The records follow. Give them all back exactly.
[Supplied entries — start]
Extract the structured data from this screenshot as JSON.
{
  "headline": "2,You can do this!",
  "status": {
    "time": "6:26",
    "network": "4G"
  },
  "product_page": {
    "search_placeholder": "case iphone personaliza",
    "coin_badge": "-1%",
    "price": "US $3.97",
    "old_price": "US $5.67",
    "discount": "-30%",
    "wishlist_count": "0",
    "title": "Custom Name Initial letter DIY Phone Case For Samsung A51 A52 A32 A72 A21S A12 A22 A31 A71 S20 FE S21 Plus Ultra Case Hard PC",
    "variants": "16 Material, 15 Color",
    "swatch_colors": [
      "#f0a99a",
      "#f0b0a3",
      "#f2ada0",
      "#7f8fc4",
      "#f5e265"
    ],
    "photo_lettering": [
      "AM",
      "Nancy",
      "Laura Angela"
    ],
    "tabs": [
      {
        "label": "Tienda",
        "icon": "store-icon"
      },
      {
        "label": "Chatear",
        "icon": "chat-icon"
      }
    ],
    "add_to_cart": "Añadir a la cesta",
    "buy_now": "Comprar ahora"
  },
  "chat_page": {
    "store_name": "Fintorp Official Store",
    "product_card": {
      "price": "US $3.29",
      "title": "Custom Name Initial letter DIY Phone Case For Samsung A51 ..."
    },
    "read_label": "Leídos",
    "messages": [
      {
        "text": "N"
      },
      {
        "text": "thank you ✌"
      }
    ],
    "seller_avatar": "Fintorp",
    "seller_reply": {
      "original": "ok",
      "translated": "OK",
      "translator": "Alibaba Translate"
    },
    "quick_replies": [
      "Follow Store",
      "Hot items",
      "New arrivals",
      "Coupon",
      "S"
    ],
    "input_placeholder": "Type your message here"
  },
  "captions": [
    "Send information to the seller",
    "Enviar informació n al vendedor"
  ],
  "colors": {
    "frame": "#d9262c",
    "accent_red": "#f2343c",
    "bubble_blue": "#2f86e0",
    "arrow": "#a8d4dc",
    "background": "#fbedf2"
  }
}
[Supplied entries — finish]
:: Expected answer ::
Extract the structured data from this screenshot as JSON.
{
  "headline": "2,You can do this!",
  "status": {
    "time": "6:26",
    "network": "4G"
  },
  "product_page": {
    "search_placeholder": "case iphone personaliza",
    "coin_badge": "-1%",
    "price": "US $3.97",
    "old_price": "US $5.67",
    "discount": "-30%",
    "wishlist_count": "0",
    "title": "Custom Name Initial letter DIY Phone Case For Samsung A51 A52 A32 A72 A21S A12 A22 A31 A71 S20 FE S21 Plus Ultra Case Hard PC",
    "variants": "16 Material, 15 Color",
    "swatch_colors": [
      "#f0a99a",
      "#f0b0a3",
      "#f2ada0",
      "#7f8fc4",
      "#f5e265"
    ],
    "photo_lettering": [
      "AM",
      "Nancy",
      "Laura Angela"
    ],
    "tabs": [
      {
        "label": "Tienda",
        "icon": "store-icon"
      },
      {
        "label": "Chatear",
        "icon": "chat-icon"
      }
    ],
    "add_to_cart": "Añadir a la cesta",
    "buy_now": "Comprar ahora"
  },
  "chat_page": {
    "store_name": "Fintorp Official Store",
    "product_card": {
      "price": "US $3.29",
      "title": "Custom Name Initial letter DIY Phone Case For Samsung A51 ..."
    },
    "read_label": "Leídos",
    "messages": [
      {
        "text": "N"
      },
      {
        "text": "thank you ✌"
      }
    ],
    "seller_avatar": "Fintorp",
    "seller_reply": {
      "original": "ok",
      "translated": "OK",
      "translator": "Alibaba Translate"
    },
    "quick_replies": [
      "Follow Store",
      "Hot items",
      "New arrivals",
      "Coupon",
      "S"
    ],
    "input_placeholder": "Type your message here"
  },
  "captions": [
    "Send information to the seller",
    "Enviar informació n al vendedor"
  ],
  "colors": {
    "frame": "#d9262c",
    "accent_red": "#f2343c",
    "bubble_blue": "#2f86e0",
    "arrow": "#a8d4dc",
    "background": "#fbedf2"
  }
}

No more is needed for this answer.